Using play therapy in children's medical appointments
As part of the research trial at Torquay Medical Hub, children between three and six who are scheduled for their four-year-old vaccine or require a flu or travel vaccine will wear iPupilX glasses, special eye-tracking technology developed at Deakin.
The easy to wear, non-intrusive technology will assess the child's neurobehavioral response during the vaccination, through eye movement including changes in the pupil. Each child will also take part in a play therapy session before and after the procedure.
"Other studies have shown that the more play-based preparation that children are able to participate in the better we can help them through potentially scary medical procedures," Dean said.
"Ultimately, we could train nurses, and other health workers, in how to use medical play-based skills. To help them build rapport with children and assess what they might need. It's important to impart these skills across the medical and health profession."
While this study is looking at vaccinations specifically, Dean and the research team, including principal supervisor Associate Professor Judi Parson, believe the results could be applied across healthcare more generally.

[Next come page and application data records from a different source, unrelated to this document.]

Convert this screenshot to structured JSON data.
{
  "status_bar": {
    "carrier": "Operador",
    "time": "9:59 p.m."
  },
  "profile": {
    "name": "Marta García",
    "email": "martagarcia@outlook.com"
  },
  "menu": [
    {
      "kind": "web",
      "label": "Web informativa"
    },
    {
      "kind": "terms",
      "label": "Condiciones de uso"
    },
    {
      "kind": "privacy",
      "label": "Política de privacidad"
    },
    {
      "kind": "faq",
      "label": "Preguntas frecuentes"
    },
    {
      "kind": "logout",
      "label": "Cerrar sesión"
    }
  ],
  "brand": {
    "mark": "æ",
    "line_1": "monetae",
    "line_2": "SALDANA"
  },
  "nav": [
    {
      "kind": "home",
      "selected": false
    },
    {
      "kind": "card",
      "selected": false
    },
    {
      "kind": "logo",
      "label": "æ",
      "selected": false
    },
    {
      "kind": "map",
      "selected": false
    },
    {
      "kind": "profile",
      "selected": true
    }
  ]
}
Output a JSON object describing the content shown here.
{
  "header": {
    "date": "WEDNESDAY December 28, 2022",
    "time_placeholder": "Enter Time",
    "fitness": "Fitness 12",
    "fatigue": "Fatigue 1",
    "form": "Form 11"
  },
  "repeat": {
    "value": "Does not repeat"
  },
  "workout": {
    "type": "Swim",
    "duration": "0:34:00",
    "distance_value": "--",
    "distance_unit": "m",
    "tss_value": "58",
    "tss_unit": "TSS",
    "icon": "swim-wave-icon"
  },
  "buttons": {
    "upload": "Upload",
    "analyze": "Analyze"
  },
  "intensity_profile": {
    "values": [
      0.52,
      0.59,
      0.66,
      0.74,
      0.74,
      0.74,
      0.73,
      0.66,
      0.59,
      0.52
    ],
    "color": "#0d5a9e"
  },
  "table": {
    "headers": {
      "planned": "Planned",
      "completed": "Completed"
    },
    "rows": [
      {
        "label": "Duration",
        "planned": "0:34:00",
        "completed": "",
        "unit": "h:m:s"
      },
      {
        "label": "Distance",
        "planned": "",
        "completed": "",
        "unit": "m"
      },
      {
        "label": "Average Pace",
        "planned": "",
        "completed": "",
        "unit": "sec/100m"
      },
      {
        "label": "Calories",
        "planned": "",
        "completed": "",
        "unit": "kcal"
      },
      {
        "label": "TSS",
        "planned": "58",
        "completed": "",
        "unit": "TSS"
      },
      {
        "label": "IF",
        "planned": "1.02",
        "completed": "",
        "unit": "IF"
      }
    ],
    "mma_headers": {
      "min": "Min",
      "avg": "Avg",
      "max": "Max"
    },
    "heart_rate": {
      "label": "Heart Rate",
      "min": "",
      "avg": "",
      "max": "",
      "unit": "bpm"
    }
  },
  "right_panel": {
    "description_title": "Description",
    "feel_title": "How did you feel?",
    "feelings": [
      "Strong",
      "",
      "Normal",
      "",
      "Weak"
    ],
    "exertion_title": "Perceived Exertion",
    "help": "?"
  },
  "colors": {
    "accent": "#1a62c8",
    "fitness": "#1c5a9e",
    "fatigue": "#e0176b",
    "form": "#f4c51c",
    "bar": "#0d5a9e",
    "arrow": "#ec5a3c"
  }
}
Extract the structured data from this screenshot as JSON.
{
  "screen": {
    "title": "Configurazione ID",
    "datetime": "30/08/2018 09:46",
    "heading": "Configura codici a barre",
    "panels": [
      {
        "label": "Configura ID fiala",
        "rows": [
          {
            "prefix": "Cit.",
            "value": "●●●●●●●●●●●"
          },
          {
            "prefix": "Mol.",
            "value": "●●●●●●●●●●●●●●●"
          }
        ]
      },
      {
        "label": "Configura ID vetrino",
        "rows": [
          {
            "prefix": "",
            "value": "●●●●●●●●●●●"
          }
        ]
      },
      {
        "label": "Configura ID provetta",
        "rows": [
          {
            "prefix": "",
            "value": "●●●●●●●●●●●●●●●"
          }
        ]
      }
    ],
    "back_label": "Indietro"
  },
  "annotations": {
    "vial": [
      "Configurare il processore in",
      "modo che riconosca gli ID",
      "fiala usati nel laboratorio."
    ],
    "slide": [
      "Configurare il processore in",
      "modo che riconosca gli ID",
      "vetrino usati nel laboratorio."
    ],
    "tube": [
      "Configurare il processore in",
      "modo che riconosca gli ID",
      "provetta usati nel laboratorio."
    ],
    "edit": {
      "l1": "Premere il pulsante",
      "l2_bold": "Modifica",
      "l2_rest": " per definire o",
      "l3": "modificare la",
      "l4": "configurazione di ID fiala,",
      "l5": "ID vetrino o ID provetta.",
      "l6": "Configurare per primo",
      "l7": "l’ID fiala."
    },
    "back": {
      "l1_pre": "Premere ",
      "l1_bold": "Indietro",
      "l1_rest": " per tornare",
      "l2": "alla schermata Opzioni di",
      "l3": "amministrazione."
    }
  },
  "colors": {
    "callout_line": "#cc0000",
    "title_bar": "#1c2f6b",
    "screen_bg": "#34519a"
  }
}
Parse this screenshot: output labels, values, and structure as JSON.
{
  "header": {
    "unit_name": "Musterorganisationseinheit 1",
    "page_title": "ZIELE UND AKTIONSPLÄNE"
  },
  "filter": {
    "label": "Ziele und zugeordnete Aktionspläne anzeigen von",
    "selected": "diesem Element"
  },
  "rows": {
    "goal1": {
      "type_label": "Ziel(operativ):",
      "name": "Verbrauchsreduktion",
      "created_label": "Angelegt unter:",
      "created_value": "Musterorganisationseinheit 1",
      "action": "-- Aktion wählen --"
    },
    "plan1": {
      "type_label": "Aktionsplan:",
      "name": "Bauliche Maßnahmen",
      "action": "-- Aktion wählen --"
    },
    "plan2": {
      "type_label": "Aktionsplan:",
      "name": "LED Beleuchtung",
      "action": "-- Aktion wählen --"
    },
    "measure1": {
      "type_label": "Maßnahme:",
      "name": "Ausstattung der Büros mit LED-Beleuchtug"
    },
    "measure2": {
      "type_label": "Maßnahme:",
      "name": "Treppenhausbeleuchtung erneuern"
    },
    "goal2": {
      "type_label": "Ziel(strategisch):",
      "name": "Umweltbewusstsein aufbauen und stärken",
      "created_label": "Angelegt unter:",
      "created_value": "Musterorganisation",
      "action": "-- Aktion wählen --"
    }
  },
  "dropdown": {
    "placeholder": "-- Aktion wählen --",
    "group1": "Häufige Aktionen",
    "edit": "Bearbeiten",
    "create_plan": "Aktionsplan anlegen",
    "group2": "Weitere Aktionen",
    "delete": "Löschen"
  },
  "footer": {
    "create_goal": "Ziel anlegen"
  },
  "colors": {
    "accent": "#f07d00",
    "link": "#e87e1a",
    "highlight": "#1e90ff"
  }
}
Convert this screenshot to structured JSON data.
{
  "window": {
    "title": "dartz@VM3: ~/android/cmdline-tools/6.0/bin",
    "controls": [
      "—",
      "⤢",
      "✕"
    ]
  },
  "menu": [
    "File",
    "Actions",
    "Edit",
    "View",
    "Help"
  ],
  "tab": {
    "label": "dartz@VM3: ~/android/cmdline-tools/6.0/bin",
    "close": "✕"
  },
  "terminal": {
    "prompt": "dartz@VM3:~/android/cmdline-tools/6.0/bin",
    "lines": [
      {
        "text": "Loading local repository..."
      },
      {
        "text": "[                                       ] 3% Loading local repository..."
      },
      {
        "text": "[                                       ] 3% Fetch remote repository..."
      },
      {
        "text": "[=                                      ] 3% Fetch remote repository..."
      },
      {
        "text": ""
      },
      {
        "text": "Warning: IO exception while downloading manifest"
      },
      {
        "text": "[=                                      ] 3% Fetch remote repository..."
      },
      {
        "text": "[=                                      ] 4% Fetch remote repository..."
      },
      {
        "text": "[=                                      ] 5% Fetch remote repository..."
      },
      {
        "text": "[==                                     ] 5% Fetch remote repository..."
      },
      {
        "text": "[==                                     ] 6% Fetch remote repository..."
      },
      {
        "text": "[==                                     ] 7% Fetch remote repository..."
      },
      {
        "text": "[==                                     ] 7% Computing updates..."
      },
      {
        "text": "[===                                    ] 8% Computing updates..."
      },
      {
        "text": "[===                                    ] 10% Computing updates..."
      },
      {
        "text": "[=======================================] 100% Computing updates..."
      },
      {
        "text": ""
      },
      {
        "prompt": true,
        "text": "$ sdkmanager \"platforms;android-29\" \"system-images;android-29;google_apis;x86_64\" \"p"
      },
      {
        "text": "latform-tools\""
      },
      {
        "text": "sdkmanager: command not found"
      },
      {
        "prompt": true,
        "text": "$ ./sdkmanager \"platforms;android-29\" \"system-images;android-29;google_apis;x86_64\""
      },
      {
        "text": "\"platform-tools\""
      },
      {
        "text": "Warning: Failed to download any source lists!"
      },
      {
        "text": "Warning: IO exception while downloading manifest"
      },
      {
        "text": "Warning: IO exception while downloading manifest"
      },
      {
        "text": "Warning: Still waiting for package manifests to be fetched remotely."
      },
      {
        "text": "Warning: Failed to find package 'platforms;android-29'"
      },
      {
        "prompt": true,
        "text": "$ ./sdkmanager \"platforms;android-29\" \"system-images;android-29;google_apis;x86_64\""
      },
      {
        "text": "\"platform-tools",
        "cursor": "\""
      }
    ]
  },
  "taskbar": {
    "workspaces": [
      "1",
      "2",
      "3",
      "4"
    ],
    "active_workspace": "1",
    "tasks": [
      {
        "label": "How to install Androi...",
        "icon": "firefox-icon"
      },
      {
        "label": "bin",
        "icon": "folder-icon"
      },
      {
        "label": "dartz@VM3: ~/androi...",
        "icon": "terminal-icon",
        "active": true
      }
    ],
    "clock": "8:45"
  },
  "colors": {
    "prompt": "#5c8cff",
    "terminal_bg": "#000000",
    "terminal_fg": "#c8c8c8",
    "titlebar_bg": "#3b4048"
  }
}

"Play is children's language. It is an important way to help children feel prepared for medical procedures, which in turn helps them feel more calm and less anxious, no matter the procedure," Dean said.
An impactful application of Deakin's iPupilX technology
Lead developer of the tracking technology used in the study, IISRI Professor Asim Bhatti said he hoped that using the iPupilX would bring in some important scientific data to bolster the case for play therapy and its benefits.
"Prior to this, the practice in evaluating a response has been questionnaires, which can be biased," Professor Bhatti said.
"This technology allows us to have more objective findings. It can tell us a variety of cognitive stories that are hard to capture through a questionnaire."
IISRI's iPupilX is a wearable eye-tracking device that uses the information generated through changes in the wearer’s pupil to monitor attention and focus levels. Initially, the technology tracked performance in industries such as defence and manufacturing. But more recently, it has been used to examine children's interaction with harmful products like junk food, alcohol and cigarettes.
This technology has a unique advantage; it can be worn during normal activities and routines, allowing researchers to gather data anywhere and anytime - making it perfect for the study of children.